*** EXERCISE DATA Section Begins ***

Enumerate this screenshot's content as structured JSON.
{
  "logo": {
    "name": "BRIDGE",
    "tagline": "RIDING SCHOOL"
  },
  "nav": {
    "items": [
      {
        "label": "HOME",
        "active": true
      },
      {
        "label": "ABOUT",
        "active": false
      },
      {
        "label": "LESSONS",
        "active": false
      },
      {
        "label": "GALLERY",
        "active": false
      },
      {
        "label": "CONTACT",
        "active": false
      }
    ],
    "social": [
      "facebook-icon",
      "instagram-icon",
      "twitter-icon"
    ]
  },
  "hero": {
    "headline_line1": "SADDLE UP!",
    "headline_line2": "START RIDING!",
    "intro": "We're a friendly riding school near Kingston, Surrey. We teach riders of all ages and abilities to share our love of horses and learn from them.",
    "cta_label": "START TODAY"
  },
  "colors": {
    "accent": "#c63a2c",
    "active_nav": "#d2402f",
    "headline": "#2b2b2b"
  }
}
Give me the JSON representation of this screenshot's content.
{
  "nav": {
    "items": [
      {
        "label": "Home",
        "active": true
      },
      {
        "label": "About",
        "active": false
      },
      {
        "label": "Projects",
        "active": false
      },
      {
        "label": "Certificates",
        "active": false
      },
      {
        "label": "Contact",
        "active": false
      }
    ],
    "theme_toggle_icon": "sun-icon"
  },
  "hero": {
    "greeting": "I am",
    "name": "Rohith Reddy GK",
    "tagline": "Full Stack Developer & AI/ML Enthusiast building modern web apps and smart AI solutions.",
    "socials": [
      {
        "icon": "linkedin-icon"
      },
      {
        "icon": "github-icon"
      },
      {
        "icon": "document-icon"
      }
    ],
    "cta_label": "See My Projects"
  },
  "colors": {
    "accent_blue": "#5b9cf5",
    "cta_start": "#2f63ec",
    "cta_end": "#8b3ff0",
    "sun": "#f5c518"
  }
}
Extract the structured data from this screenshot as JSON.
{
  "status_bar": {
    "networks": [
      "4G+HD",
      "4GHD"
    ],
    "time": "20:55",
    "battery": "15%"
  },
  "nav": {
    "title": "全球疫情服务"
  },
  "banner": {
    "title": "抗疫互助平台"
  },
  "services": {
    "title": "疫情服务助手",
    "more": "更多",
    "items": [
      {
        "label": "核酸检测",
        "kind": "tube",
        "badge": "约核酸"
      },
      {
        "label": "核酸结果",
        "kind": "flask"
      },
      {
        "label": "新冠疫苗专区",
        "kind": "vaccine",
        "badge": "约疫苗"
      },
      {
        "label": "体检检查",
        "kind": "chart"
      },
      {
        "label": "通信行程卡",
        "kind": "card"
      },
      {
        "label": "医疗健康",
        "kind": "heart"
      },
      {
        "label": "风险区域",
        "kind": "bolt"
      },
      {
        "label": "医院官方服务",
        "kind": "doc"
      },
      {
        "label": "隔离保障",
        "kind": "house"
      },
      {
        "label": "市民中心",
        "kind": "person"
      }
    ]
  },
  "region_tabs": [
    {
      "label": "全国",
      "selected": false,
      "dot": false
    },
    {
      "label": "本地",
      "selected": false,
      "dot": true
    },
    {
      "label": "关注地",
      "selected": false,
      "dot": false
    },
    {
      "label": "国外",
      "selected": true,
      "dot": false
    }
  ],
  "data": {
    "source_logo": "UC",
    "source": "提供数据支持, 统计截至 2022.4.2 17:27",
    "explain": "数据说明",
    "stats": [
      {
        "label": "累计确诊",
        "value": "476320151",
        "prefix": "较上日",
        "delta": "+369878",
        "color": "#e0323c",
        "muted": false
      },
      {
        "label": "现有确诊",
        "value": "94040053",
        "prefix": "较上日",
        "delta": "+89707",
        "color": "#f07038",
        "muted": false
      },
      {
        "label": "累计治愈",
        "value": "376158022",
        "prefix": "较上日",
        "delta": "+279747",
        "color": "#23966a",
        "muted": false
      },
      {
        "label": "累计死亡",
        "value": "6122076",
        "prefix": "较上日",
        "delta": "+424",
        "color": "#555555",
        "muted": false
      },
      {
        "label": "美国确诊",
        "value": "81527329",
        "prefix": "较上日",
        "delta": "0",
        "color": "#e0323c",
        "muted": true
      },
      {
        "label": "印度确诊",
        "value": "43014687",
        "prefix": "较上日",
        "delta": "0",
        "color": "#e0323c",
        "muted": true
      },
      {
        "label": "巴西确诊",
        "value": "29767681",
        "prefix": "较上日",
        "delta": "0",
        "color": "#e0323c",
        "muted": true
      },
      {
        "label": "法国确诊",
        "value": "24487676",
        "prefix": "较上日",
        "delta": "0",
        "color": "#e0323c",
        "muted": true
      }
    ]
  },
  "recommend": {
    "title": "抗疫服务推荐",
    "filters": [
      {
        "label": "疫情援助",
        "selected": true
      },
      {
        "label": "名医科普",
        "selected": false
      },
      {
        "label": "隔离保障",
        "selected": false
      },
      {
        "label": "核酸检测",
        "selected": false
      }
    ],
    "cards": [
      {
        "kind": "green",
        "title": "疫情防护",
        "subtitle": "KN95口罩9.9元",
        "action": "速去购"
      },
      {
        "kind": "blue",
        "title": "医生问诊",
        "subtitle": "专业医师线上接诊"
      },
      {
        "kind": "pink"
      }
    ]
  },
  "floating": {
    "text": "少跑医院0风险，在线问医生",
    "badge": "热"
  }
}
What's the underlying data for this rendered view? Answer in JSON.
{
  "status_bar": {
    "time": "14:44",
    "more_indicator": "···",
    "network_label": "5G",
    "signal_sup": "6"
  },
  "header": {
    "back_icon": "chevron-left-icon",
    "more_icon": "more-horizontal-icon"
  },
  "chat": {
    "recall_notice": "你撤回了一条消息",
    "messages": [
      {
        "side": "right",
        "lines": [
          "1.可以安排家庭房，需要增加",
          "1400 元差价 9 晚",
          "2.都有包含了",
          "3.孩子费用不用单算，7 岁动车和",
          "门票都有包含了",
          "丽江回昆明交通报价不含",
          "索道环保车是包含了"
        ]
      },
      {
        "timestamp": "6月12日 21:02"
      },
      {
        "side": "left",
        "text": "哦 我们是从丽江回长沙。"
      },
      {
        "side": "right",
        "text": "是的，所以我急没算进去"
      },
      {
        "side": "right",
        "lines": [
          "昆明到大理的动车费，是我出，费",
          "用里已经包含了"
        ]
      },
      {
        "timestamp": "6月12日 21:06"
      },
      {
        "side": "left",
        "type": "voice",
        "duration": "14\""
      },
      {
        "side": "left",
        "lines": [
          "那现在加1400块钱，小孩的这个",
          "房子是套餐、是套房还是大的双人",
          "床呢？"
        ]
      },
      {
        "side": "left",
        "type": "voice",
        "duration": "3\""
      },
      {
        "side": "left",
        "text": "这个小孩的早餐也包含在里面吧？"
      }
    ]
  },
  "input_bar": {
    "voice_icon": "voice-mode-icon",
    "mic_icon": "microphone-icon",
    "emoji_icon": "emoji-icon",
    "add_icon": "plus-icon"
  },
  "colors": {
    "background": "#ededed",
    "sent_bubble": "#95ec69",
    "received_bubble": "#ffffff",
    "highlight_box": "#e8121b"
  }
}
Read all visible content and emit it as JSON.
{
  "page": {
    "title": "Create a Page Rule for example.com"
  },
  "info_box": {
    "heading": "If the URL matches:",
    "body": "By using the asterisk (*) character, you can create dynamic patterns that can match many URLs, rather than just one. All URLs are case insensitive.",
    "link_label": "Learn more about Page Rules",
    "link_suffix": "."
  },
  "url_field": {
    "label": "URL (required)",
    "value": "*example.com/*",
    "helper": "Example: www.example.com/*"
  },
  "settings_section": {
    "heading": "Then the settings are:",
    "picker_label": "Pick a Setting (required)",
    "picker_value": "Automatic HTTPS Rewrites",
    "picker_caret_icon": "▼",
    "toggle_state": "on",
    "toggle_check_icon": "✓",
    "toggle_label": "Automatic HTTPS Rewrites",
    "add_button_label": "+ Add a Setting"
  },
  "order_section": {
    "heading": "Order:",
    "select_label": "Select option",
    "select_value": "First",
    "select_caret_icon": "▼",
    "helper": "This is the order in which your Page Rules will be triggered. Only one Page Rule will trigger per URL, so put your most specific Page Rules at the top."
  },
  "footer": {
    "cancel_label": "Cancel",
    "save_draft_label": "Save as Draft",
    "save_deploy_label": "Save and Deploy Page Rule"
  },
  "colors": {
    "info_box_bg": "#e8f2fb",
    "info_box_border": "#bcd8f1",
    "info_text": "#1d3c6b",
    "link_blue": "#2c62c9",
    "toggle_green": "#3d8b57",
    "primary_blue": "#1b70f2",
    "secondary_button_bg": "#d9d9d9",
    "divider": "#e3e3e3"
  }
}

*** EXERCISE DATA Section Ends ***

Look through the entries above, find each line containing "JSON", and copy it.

ANSWER BOX ▸
Enumerate this screenshot's content as structured JSON.
Give me the JSON representation of this screenshot's content.
Extract the structured data from this screenshot as JSON.
What's the underlying data for this rendered view? Answer in JSON.
Read all visible content and emit it as JSON.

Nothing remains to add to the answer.